Kerry says three major oil companies to back Senate climate plan

Sen. John KerryJohn Forbes KerryLobbying world Kerry: Trump not pursuing 'smart' or 'clever' plan on North Korea Tillerson will not send high-ranking delegation to India with Ivanka Trump: report MORE (D-Mass.) expects that a powerful electric utility trade group and three major oil companies will support the climate and energy bill he and two colleagues will unveil Monday, according to a source on a conference call Kerry held for business leaders Thursday evening.

Buy-in from the major oil companies and the Edison Electric Institute (EEI) would provide an important political boost to the Senate climate effort, which faces uncertain prospects.

A separate source familiar with EEI’s plans cautioned that the group needs to see the text before endorsing the measure, but that EEI officials plan to attend the bill’s unveiling Monday and support its advancement.

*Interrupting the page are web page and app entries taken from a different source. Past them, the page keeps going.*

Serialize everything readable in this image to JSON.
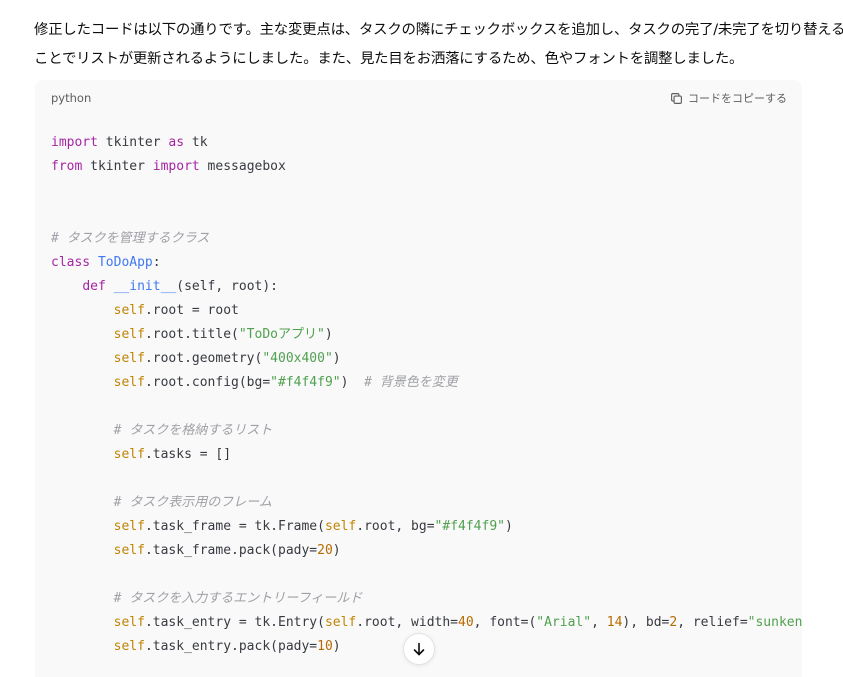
{
  "message": {
    "line1": "修正したコードは以下の通りです。主な変更点は、タスクの隣にチェックボックスを追加し、タスクの完了/未完了を切り替える",
    "line2": "ことでリストが更新されるようにしました。また、見た目をお洒落にするため、色やフォントを調整しました。"
  },
  "code_block": {
    "language": "python",
    "copy_label": "コードをコピーする",
    "copy_icon": "copy-icon",
    "lines": [
      [
        [
          "kw",
          "import"
        ],
        [
          "p",
          " tkinter "
        ],
        [
          "kw",
          "as"
        ],
        [
          "p",
          " tk"
        ]
      ],
      [
        [
          "kw",
          "from"
        ],
        [
          "p",
          " tkinter "
        ],
        [
          "kw",
          "import"
        ],
        [
          "p",
          " messagebox"
        ]
      ],
      [],
      [],
      [
        [
          "cm",
          "# タスクを管理するクラス"
        ]
      ],
      [
        [
          "kw",
          "class"
        ],
        [
          "p",
          " "
        ],
        [
          "cls",
          "ToDoApp"
        ],
        [
          "p",
          ":"
        ]
      ],
      [
        [
          "p",
          "    "
        ],
        [
          "kw",
          "def"
        ],
        [
          "p",
          " "
        ],
        [
          "fn",
          "__init__"
        ],
        [
          "p",
          "(self, root):"
        ]
      ],
      [
        [
          "p",
          "        "
        ],
        [
          "self",
          "self"
        ],
        [
          "p",
          ".root = root"
        ]
      ],
      [
        [
          "p",
          "        "
        ],
        [
          "self",
          "self"
        ],
        [
          "p",
          ".root.title("
        ],
        [
          "str",
          "\"ToDoアプリ\""
        ],
        [
          "p",
          ")"
        ]
      ],
      [
        [
          "p",
          "        "
        ],
        [
          "self",
          "self"
        ],
        [
          "p",
          ".root.geometry("
        ],
        [
          "str",
          "\"400x400\""
        ],
        [
          "p",
          ")"
        ]
      ],
      [
        [
          "p",
          "        "
        ],
        [
          "self",
          "self"
        ],
        [
          "p",
          ".root.config(bg="
        ],
        [
          "str",
          "\"#f4f4f9\""
        ],
        [
          "p",
          ")  "
        ],
        [
          "cm",
          "# 背景色を変更"
        ]
      ],
      [],
      [
        [
          "p",
          "        "
        ],
        [
          "cm",
          "# タスクを格納するリスト"
        ]
      ],
      [
        [
          "p",
          "        "
        ],
        [
          "self",
          "self"
        ],
        [
          "p",
          ".tasks = []"
        ]
      ],
      [],
      [
        [
          "p",
          "        "
        ],
        [
          "cm",
          "# タスク表示用のフレーム"
        ]
      ],
      [
        [
          "p",
          "        "
        ],
        [
          "self",
          "self"
        ],
        [
          "p",
          ".task_frame = tk.Frame("
        ],
        [
          "self",
          "self"
        ],
        [
          "p",
          ".root, bg="
        ],
        [
          "str",
          "\"#f4f4f9\""
        ],
        [
          "p",
          ")"
        ]
      ],
      [
        [
          "p",
          "        "
        ],
        [
          "self",
          "self"
        ],
        [
          "p",
          ".task_frame.pack(pady="
        ],
        [
          "num",
          "20"
        ],
        [
          "p",
          ")"
        ]
      ],
      [],
      [
        [
          "p",
          "        "
        ],
        [
          "cm",
          "# タスクを入力するエントリーフィールド"
        ]
      ],
      [
        [
          "p",
          "        "
        ],
        [
          "self",
          "self"
        ],
        [
          "p",
          ".task_entry = tk.Entry("
        ],
        [
          "self",
          "self"
        ],
        [
          "p",
          ".root, width="
        ],
        [
          "num",
          "40"
        ],
        [
          "p",
          ", font=("
        ],
        [
          "str",
          "\"Arial\""
        ],
        [
          "p",
          ", "
        ],
        [
          "num",
          "14"
        ],
        [
          "p",
          "), bd="
        ],
        [
          "num",
          "2"
        ],
        [
          "p",
          ", relief="
        ],
        [
          "str",
          "\"sunken\""
        ],
        [
          "p",
          ")"
        ]
      ],
      [
        [
          "p",
          "        "
        ],
        [
          "self",
          "self"
        ],
        [
          "p",
          ".task_entry.pack(pady="
        ],
        [
          "num",
          "10"
        ],
        [
          "p",
          ")"
        ]
      ]
    ]
  },
  "scroll_button": {
    "icon": "arrow-down-icon"
  }
}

Kerry — who is crafting the measure with Sens. Joe Lieberman (I-Conn.) and Lindsey GrahamLindsey Olin GrahamGOP and Dems bitterly divided by immigration We are running out of time to protect Dreamers US trade deficit rises on record imports from China MORE (R-S.C.) — spoke Thursday evening to representatives from We Can Lead, a coalition of companies that is pressing for climate legislation.

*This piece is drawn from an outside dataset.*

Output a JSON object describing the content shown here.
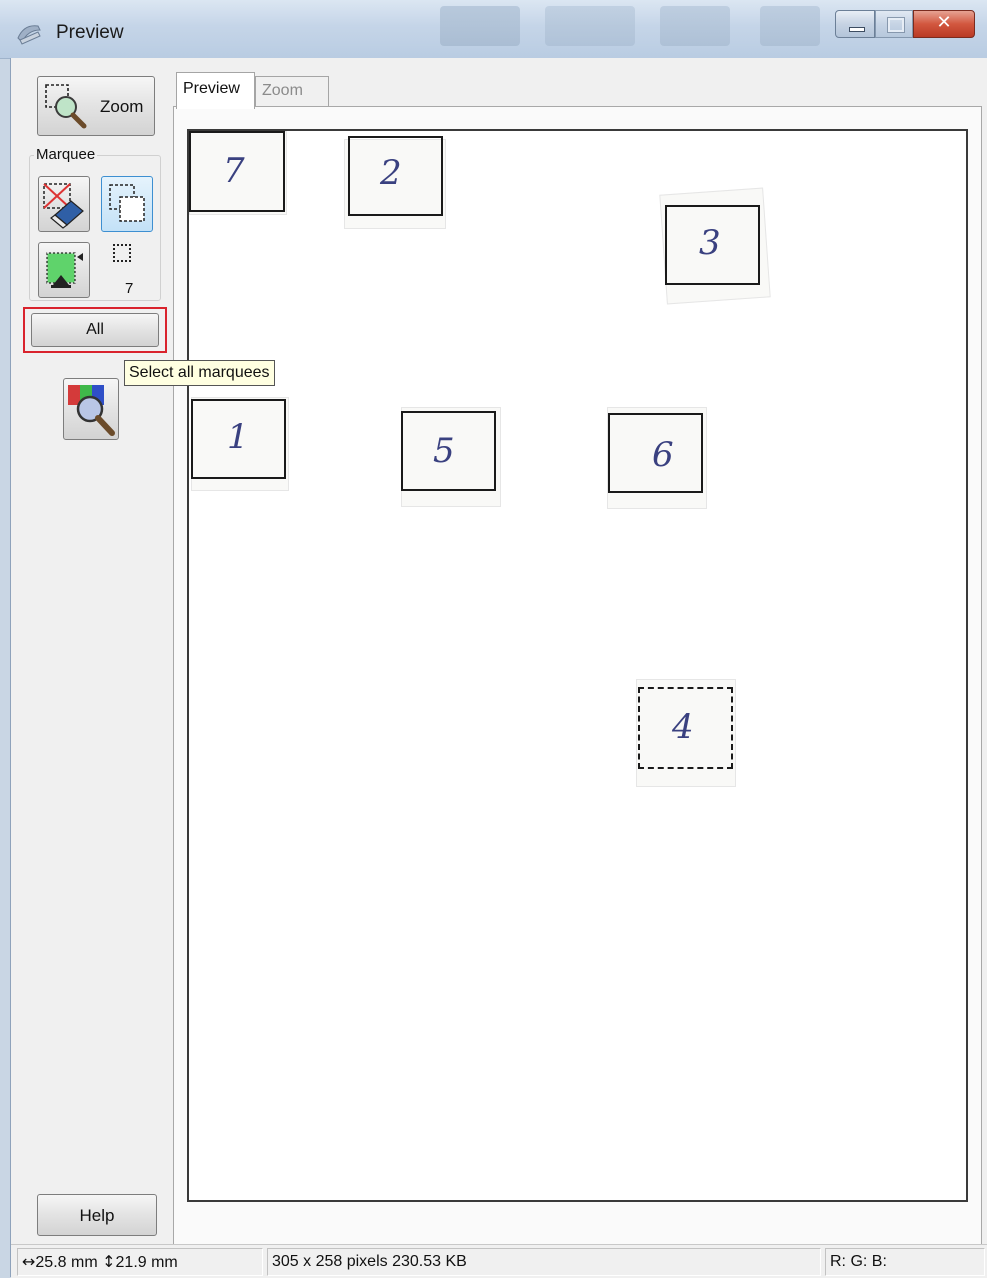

The oil companies that will back the plan are BP, ConocoPhillips and Shell, according to The Washington Post.

The oil-and-gas industry strongly opposed the sweeping climate bill the House approved last year, alleging it would harm refiners and lacked incentives for natural gas.

The source on the call said Kerry outlined a bill that includes $10 billion in support for “clean coal” technologies. Kerry said oil companies would purchase emissions allowances to cover transportation sector pollution, said another source who also listened to the call.

The measure is also expected to include federal loan guarantees for the construction of 12 nuclear power plants; a four-year delay before manufacturing plants are brought under the bill’s emissions cap; and limits, called a “price collar,” on the cost of emissions allowances.

The plan would also steer roughly two-thirds of the revenues from the federal sale of pollution permits to utilities back to consumers, funneled through their local utilities. But it is not clear whether this would be through reduced power bills or direct payments.

Sources familiar with the briefing also said the measure would pre-empt state and regional greenhouse gas rules, which is a key goal for a variety of industry groups but has been strongly attacked by environmentalists and state officials. The bill would also block Environmental Protection Agency regulation of greenhouse gases under its current Clean Air Act powers, one source said.

Overall, the bill aims to cut nationwide greenhouse gas emissions by 17 percent by 2020 and 80 percent by 2050. 

This story was updated at 6:14 p.m.